All-Star Saturday 2013 just wasn’t the spectacle that has helped make the event more highly anticipated than the NBA All-Star Game over the past 30 years. The format was set to encourage a rivalry between the East and the West, as each accumulated points when players from their side won the events. Dwyane Wade and Chris Paul were the rival captains. No one cared, especially not the small, quiet crowd that showed up in Houston.
Team Bosh — Miami Heat center Chris Bosh with WNBAer Swin Cash and Hall of Famer Dominique Wilkins — won the anti-climactic Shooting Stars competition. Wilkins chunkiness kick-started the best part of Saturday’s TNT broadcast, as analysts Charles Barkley and Kenny Smith ragged on everyone, including the out-of-shape ‘Nique.
Damian Lillard of the Portland Trailblazers won the Skills Challenge for the West, besting Jrue Holiday of the Philadelphia 76ers. Though both players are rising stars, there was very little interest in watching them scamper around.
The 3-Point Contest provided the most drama, as nearly all of the competitors shot well enough to drain a few racks of basketballs. Kyrie Irving of the Cleveland Cavaliers made a staggering 17 of his first 18 shots to beat Matt Bonner of the San Antonio Spurs, 23-20, in the finals.
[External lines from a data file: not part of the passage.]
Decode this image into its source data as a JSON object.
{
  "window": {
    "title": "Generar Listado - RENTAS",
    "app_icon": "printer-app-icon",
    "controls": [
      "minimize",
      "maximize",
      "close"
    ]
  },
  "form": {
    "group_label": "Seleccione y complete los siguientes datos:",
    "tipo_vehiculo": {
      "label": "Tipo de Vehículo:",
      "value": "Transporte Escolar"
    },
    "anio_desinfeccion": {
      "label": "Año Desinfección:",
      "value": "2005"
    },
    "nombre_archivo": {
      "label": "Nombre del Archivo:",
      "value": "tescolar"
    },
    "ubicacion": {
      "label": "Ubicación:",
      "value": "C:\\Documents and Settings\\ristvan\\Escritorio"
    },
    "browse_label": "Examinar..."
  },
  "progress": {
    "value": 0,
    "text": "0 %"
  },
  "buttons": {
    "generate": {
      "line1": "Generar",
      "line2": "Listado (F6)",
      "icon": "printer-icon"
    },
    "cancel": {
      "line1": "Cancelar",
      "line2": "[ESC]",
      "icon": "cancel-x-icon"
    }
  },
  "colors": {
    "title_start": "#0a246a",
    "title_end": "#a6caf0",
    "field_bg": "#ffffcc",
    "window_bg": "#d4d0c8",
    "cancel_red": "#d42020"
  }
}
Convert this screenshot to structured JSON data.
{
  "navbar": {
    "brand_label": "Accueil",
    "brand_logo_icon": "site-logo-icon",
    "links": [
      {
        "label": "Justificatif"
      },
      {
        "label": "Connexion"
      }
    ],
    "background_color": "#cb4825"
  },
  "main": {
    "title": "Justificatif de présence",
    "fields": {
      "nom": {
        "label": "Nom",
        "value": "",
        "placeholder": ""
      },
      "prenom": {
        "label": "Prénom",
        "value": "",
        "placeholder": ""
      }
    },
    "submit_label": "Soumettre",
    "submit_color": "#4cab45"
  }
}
With no all-star caliber players participating in the Slam Dunk Contest, the dunkers had to get over on the crowd on dunks alone. It didn’t work very well, but there were high points. Gerald Green of the Indiana Pacers got it started with this reverse, off-the-side-of-the-backboard power dunk.
James White of the New York Knicks followed by bringing a flight crew of attendants out to watch him take off just inside the free throw line on a two-handed tomahawk. He missed the first time, making this converted dunk seem less than perfect.
Ross followed, trying several times before making this impressive behind-the-back 180 dunk.
Kenneth Faried of the Nuggets and Eric Bledsoe of the Clippers each made mediocre dunks, while Evans jumped over sitting Utah Jazz legend Mark Eaton, who was holding a ball that Evans’ grabbed and dunked. He missed several times before finally connecting.
In the second round, White missed several runs at the rim and botched his last try. Green cut a net down and tried a double-dunk on the same jump with the same ball. He got it down after several tries, but it wasn’t clean. Bledsoe rallied with a windmill and Faried nailed his own power jam. They weren’t good enough to beat Evans, who dunked two balls to push him into the finals against Ross, who advanced with a solid dunk.
Ross was too good in the finals, reversing off the side of the backboard while wearing a Vince Carter Raptors’ jersey and then jumping the ball boy. Evans did dunk over Dahntay Jones, as well as complete the incredibly unique painting dunk. It wasn’t enough.
The Hall of Famers around the playing floor seemed genuinely unimpressed, while Barkley and Smith openly criticized and mocked the lack of star players in the contest and the ineptitude of the dunkers who were there. With many of the events fast becoming a punchline, the NBA may want to rethink its All-Star Saturday plans for 2014.